You've made it through 40 weeks of pregnancy, endless hours of labor, and all the way to your six week postpartum check-up where the doctor gives you the thumbs up to resume physical activity — including sex. While your partner smiles ear-to-ear in the corner of the exam room, you may be wondering just how this is going to play out. Although you've been cleared, you may have some concerns about what sex will feel like now that you have given birth. Before jumping right back into hot and heavy grinding, consider the best postpartum sex positions to keep you comfortable and satisfied.
Every woman's body is different, and after giving birth it may take some time and experimentation before sex feels exactly right again. As Mayo Clinic suggested, you should take sex slow to ease any post-birth discrmfort.
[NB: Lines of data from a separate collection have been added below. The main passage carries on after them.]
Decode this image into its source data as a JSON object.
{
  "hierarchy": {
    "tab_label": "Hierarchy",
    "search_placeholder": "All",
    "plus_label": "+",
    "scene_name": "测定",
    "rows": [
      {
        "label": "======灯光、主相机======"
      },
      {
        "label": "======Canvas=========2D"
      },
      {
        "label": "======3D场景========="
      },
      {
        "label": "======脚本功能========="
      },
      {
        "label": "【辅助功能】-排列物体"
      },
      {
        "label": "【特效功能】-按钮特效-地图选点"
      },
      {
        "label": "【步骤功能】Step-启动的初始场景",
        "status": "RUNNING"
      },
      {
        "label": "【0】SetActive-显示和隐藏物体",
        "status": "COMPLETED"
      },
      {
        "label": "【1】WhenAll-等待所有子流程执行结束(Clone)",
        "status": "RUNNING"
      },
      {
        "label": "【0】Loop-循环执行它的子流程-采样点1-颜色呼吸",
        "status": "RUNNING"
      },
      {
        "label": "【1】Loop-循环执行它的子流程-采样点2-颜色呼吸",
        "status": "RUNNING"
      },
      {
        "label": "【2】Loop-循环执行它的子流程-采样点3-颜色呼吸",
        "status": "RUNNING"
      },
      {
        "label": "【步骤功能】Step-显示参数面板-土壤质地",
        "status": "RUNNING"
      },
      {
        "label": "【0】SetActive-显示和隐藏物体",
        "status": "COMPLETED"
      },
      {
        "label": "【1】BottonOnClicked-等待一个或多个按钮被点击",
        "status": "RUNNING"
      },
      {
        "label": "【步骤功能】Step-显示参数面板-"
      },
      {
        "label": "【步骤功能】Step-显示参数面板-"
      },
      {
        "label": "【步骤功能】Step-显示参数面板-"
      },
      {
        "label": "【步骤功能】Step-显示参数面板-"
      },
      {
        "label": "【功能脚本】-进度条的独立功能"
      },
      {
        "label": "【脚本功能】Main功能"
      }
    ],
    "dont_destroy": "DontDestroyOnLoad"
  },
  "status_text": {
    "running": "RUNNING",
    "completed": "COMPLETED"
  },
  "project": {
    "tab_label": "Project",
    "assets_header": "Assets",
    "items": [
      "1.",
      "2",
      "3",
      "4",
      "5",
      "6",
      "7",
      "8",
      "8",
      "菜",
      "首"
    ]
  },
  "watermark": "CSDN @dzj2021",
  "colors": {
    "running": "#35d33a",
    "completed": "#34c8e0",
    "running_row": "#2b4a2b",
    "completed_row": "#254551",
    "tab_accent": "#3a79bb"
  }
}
Even starting with something simple like cuddling and kissing can help you build up the intensity of stimulation. Don't put too much pressure on yourself to perform like you used to before having a child. Being patient and trying out different positions are part of the process in learning what your body can and can't handle in the postpartum phase.
Once your doctor waves the flag for you to get back to business in the bedroom, get creative with these seven sex positions for postpartum moms and see what works for you.
When having sex after baby, it's best to take things slow. Missionary position is a good start to test your level of pain or comfort of doing the deed. This position serves most postpartum women well, even those who've suffered tears. But as pelvic floor physiotherapist Julia Di Paolo cautioned on Maternal Goddess, missionary is not for women recovering from a C-section, since it can pull at the stitches.
Lying on your side is a great way to make sure your stomach is protected during sex. With the guy entering from behind, this is a great choice for those who have had a C-section and may be worried about putting pressure on the incisions. As Everyday Health recommended, remember to take things slow at first and see how your body responds.
To stay in control of the penetration and speed, try woman on top. Whether both of you are lying down or sitting up, this position puts less pressure on your body and allows you to experiment with how much your body is ready to handle sexually, according to What To Expect's website.
As Women's Day pointed out, many women report a pinching feeling in their scar tissue during postpartum sex, so a position that reduces the amount of pressure at the scar site is optimal. Try doggy pillow, which is doggy style using a pile of pillows as support (and comfort) under the stomach of the woman.
To keep all pressure off the front of your body, try the bed edge position, as recommended by iDiva's website. By scooting the bottom half of your body all the way to the edge of the bed, your partner can stand or kneel without putting any weight on your body.
Sometimes, the same tricks you used during pregnancy can work after birth as well. To avoid contact and pressure, climb on the couch so you can rest your arms on the back, while kneeling on the cushions, and your partner can enter from behind. This puts you in a more upright position than doggy style and nothing is touching your stomach.
If you've tried different positions and sex is still too uncomfortable for you, it's possible you just need a little more time to heal. As Mayo Clinic suggested, you can rely on oral or manual stimulation until you are ready for penetration. Go back to basics and enjoy the many realms of sex and intimacy with your partner by taking the pressure off of the experience and going with the flow.